Nancy Evans Zytko, Margaret Evans Sullivan, Anne Evans Quinn, Grace Evans Cherashore, and William (Bill) L. Evans are the children of Anne L. Evans and the late William D. Evans.*fn1 William established hotels in San Diego's beach area, the Bahia Resort Hotel (Bahia) and The Catamaran Hotel and Spa (Catamaran). When William died in 1984, Anne assumed control over the hotels, with Grace assisting her.
In 1993, as part of her estate plan, Anne offered her children the opportunity to purchase partnership interests in the hotels at attractive prices. BH Partnership was formed to own the Bahia, and Braemar Partnership was formed to own the Catamaran. Each of the children agreed to sign partnership agreements except Nancy, based on her dissatisfaction with how the hotels were being managed. The agreements were restated, and all five children and Anne signed them, effective January 1, 1994. In June 1994 the Lodge at Torrey Pines Partnership was created to own the Lodge at Torrey Pines. In 1998, 9th & A Limited Partnership became a co-owner of the Catamaran. The children also have interests in these partnerships. Additionally, Grace's husband, David Cherashore, and Robert Gleason, have interests in the Lodge at Torrey Pines Partnership.
Each of the four partnership agreements contains the following anti-litigation clause (Section 17): "If (i) any Partner . . . institutes or threatens to institute litigation, mediation or arbitration proceedings against the Partnership or any of the other Partners . . . at any time with respect to matters arising, directly or indirectly, out of the Partnership business . . . then the Partnership and the other Partners shall have the right to purchase the Partnership Interest of such Partner. . . ." The genesis of Section 17 was Anne's intention that the partnerships not be disrupted by a disgruntled partner, particularly Nancy, since she had been dissatisfied with the operation of the hotels.
In 2006, defendants became dissatisfied with the manner in which Anne and Grace were handling the partnerships and certain trusts of which defendants are beneficiaries. They sought to withdraw the corpus of the trusts and requested accountings. They also sought disclosure of financial details concerning the four partnerships by requesting to inspect books and records. Anne notified defendants that if they did not agree to confidentiality pertaining to trust information and agree to the accountings, the trustees would seek court approval of the accountings.
In November 2007 defendants filed eight separate petitions against Anne and Grace in the San Diego County Superior Court's probate division. The petitions seek accountings for each trust, and four of the petitions seek redress for alleged breaches of trust by Anne and Grace.
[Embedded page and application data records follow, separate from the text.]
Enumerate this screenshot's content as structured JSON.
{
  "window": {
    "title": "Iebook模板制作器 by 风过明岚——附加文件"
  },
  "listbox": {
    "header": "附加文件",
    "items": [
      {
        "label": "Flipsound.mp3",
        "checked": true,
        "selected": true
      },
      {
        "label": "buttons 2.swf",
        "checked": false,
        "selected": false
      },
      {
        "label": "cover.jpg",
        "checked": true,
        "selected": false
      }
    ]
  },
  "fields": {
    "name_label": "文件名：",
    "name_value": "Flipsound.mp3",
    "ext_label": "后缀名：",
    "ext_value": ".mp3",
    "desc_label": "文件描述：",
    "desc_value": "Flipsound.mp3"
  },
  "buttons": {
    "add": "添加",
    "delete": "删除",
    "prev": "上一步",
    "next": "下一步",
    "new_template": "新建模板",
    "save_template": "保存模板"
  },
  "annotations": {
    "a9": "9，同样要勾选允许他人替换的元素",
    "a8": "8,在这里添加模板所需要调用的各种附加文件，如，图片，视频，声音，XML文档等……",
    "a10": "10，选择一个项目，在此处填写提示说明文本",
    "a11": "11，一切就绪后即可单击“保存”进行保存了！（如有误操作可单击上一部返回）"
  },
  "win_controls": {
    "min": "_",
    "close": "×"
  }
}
Two of the petitions allege breaches of trust for funds the trusts loaned to the partnerships and contain allegations that Anne and Grace improperly managed the partnerships.
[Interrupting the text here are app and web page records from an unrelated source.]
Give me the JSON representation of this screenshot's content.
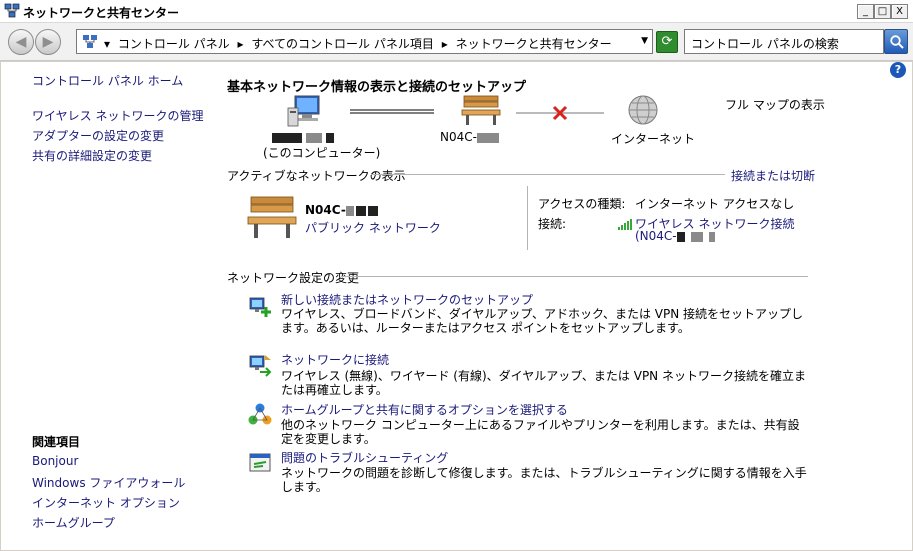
{
  "window": {
    "title": "ネットワークと共有センター",
    "min": "_",
    "max": "□",
    "close": "X"
  },
  "addressbar": {
    "crumbs": [
      "▾",
      "コントロール パネル",
      "▸",
      "すべてのコントロール パネル項目",
      "▸",
      "ネットワークと共有センター"
    ],
    "search_placeholder": "コントロール パネルの検索"
  },
  "sidebar": {
    "home": "コントロール パネル ホーム",
    "links": [
      "ワイヤレス ネットワークの管理",
      "アダプターの設定の変更",
      "共有の詳細設定の変更"
    ],
    "related_title": "関連項目",
    "related": [
      "Bonjour",
      "Windows ファイアウォール",
      "インターネット オプション",
      "ホームグループ"
    ]
  },
  "main": {
    "title": "基本ネットワーク情報の表示と接続のセットアップ",
    "full_map": "フル マップの表示",
    "map": {
      "computer_label": "(このコンピューター)",
      "network_label": "N04C-",
      "internet_label": "インターネット"
    },
    "active_head": "アクティブなネットワークの表示",
    "connect_toggle": "接続または切断",
    "network": {
      "name": "N04C-",
      "type": "パブリック ネットワーク",
      "access_key": "アクセスの種類:",
      "access_value": "インターネット アクセスなし",
      "conn_key": "接続:",
      "conn_value": "ワイヤレス ネットワーク接続",
      "conn_sub": "(N04C-"
    },
    "settings_head": "ネットワーク設定の変更",
    "tasks": [
      {
        "title": "新しい接続またはネットワークのセットアップ",
        "desc": "ワイヤレス、ブロードバンド、ダイヤルアップ、アドホック、または VPN 接続をセットアップします。あるいは、ルーターまたはアクセス ポイントをセットアップします。",
        "icon": "new-connection-icon"
      },
      {
        "title": "ネットワークに接続",
        "desc": "ワイヤレス (無線)、ワイヤード (有線)、ダイヤルアップ、または VPN ネットワーク接続を確立または再確立します。",
        "icon": "connect-network-icon"
      },
      {
        "title": "ホームグループと共有に関するオプションを選択する",
        "desc": "他のネットワーク コンピューター上にあるファイルやプリンターを利用します。または、共有設定を変更します。",
        "icon": "homegroup-icon"
      },
      {
        "title": "問題のトラブルシューティング",
        "desc": "ネットワークの問題を診断して修復します。または、トラブルシューティングに関する情報を入手します。",
        "icon": "troubleshoot-icon"
      }
    ]
  }
}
In response, plaintiffs gave notice of their intent to exercise against defendants the forced buy-out option under Section 17. In February 2008 defendants sought to enjoin buy-outs on the ground the probate court petitions are unrelated to the partnerships and thus do not trigger Section 17. The probate court denied injunctive relief.
The partnership agreements include a three-step dispute resolution procedure. It requires the parties to informally meet and confer; if that is unsuccessful, they must mediate the matter before the Honorable J. Lawrence Irving, retired; if that is unsuccessful, they must submit the matter to binding arbitration before JAMS, The Resolution Experts, a private alternate dispute resolution provider (JAMS). The partnership agreements provided the parties were to ...